### DATA EXTRACTS
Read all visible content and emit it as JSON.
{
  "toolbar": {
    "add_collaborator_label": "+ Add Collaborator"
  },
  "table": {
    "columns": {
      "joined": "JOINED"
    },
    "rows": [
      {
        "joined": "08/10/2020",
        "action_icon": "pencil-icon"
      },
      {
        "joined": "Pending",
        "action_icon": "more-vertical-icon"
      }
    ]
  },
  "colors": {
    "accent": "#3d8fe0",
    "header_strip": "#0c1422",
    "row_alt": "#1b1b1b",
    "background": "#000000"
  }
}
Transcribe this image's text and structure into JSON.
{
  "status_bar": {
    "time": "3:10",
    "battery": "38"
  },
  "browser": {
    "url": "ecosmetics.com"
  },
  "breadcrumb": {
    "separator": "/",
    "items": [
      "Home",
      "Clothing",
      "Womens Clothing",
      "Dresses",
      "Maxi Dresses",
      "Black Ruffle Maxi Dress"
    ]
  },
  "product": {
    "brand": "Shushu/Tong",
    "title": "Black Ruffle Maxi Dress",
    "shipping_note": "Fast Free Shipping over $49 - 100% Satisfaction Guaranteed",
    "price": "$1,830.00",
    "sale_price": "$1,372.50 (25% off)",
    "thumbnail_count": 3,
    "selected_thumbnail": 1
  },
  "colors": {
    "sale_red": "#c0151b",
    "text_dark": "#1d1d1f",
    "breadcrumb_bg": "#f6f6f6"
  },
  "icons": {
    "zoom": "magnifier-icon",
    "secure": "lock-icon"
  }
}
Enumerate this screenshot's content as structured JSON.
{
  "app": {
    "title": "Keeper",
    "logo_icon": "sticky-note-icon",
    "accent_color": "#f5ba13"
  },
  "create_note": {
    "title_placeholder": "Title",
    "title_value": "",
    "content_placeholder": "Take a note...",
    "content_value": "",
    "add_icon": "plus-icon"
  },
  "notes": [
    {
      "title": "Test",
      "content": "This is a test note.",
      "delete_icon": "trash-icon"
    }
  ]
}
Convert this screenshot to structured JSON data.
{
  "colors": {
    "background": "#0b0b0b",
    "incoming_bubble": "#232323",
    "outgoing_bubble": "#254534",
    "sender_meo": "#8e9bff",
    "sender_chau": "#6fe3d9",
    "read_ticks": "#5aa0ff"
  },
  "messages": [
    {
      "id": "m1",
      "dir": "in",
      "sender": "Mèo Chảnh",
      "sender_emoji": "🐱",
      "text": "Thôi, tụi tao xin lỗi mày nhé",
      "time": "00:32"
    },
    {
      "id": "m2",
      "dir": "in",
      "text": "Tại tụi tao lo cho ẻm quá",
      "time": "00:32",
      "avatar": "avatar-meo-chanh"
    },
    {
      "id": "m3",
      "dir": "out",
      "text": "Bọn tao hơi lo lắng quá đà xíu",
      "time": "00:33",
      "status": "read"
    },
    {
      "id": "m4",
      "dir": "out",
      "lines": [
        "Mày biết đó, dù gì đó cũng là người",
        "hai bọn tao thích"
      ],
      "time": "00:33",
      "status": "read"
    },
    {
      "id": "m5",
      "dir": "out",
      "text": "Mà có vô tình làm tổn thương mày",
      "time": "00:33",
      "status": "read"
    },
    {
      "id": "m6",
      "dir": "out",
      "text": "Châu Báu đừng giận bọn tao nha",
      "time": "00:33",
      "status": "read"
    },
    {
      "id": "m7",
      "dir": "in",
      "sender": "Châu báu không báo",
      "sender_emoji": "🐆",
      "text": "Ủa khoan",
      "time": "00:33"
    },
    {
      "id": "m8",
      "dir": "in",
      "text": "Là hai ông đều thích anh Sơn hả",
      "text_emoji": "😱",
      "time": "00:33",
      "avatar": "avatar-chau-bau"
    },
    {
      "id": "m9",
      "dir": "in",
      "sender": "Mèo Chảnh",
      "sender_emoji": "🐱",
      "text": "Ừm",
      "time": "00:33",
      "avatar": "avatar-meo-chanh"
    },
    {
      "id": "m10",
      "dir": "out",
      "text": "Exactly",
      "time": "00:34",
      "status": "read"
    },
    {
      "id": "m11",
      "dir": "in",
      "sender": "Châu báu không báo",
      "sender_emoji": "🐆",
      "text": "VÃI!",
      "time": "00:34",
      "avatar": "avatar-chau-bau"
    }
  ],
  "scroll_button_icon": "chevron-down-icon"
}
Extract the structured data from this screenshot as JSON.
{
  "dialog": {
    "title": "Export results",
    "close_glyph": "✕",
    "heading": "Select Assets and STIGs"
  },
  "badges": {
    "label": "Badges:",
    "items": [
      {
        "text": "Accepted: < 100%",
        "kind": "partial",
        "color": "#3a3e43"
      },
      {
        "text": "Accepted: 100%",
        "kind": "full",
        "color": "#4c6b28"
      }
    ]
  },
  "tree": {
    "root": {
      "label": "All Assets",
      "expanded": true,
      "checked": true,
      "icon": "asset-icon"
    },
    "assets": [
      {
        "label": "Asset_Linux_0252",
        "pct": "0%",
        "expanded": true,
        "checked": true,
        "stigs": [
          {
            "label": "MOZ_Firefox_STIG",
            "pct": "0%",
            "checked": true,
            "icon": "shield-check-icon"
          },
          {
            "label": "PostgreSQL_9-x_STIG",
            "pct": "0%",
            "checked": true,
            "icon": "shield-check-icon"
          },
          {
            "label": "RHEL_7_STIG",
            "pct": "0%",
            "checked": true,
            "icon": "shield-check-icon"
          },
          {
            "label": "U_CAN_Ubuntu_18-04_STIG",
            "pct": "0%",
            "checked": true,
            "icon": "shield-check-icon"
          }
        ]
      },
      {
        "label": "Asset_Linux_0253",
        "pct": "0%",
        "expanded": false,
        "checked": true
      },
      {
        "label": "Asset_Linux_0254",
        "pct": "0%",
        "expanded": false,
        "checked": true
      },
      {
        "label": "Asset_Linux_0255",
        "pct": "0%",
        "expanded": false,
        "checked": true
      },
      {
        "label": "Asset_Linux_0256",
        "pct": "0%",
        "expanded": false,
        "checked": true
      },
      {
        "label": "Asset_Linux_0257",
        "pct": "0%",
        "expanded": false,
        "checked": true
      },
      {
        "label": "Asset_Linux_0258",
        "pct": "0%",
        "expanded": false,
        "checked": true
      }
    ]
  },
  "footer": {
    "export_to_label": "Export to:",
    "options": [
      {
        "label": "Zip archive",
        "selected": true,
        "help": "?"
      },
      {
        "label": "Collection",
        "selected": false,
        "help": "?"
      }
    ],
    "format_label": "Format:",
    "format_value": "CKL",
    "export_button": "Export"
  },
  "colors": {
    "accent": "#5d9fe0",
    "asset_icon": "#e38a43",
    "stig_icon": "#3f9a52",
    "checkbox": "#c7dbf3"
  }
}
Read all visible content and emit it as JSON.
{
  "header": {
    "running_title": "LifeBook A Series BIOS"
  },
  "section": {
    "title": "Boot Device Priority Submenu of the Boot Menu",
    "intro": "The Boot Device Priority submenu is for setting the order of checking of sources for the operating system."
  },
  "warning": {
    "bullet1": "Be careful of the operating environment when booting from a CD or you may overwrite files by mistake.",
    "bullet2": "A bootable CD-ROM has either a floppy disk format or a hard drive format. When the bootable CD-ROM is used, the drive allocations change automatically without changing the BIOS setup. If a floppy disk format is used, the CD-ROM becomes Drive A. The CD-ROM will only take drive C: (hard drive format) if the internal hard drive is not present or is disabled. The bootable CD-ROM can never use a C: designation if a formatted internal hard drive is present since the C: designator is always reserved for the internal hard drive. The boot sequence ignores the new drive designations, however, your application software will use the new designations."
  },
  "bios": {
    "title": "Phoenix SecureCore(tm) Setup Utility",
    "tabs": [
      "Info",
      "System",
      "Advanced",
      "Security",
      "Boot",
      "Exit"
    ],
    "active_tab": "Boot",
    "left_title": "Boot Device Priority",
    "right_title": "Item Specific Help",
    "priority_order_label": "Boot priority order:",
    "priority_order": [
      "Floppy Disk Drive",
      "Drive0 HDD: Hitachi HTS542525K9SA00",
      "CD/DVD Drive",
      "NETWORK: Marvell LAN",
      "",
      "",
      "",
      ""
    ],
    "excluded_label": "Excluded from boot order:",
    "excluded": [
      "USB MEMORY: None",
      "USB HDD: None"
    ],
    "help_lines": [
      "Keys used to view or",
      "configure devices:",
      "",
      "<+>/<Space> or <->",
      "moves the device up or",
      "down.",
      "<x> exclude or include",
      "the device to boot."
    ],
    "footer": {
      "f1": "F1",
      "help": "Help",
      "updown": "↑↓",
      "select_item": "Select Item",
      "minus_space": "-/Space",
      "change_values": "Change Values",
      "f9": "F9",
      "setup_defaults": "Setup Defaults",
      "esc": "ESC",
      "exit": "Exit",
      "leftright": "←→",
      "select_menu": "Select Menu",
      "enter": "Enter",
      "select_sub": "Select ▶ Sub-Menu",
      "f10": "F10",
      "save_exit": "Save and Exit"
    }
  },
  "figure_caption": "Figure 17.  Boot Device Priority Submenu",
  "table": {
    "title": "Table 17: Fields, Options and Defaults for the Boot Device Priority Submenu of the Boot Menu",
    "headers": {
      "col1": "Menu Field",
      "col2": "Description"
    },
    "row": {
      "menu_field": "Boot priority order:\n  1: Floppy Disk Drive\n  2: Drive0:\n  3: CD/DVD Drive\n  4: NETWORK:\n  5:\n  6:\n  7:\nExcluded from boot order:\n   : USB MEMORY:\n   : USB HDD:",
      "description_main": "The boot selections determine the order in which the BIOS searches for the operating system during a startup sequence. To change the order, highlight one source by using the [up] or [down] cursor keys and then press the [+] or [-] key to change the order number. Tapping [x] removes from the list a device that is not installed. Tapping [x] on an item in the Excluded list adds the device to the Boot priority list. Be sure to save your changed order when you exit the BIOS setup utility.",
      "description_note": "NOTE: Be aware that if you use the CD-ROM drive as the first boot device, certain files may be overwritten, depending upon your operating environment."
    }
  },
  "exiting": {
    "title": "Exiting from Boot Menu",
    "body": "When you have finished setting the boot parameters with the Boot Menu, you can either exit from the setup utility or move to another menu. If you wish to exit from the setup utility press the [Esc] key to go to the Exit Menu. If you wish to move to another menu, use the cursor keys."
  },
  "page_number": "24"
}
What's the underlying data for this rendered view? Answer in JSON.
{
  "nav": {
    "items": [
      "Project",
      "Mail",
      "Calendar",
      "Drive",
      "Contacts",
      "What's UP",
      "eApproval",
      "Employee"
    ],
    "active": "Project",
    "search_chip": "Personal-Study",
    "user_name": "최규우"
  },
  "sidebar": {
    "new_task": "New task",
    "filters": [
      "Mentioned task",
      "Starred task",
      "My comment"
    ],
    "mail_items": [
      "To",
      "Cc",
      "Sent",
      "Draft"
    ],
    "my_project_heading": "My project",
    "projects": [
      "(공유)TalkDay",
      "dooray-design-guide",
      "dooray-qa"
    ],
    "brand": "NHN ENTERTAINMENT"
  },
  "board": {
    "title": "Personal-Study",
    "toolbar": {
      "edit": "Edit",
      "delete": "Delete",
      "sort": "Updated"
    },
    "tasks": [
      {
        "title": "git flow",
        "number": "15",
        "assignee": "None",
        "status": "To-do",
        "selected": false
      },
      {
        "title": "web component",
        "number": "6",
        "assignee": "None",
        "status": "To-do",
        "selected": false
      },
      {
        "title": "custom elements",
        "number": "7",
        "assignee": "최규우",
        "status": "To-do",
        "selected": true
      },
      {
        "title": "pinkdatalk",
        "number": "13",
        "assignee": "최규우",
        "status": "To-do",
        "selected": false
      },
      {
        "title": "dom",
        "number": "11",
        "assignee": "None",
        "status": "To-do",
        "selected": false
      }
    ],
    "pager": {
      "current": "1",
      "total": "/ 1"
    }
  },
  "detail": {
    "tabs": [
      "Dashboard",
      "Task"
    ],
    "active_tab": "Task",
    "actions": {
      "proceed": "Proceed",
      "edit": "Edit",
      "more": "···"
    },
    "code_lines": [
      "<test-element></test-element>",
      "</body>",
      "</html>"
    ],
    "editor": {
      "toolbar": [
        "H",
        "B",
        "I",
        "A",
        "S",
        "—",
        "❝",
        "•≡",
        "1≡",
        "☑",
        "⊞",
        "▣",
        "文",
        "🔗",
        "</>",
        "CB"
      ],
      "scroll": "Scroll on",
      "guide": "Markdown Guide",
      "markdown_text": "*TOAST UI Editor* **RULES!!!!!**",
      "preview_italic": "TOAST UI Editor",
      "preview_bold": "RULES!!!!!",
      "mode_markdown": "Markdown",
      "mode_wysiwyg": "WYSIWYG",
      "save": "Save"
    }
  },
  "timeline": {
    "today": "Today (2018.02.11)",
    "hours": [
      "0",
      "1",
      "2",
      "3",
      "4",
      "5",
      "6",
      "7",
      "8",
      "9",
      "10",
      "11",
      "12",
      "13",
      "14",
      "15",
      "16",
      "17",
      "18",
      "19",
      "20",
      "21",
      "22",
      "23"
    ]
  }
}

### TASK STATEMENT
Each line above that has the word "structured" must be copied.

### YOUR SOLUTION
Enumerate this screenshot's content as structured JSON.
Convert this screenshot to structured JSON data.
Extract the structured data from this screenshot as JSON.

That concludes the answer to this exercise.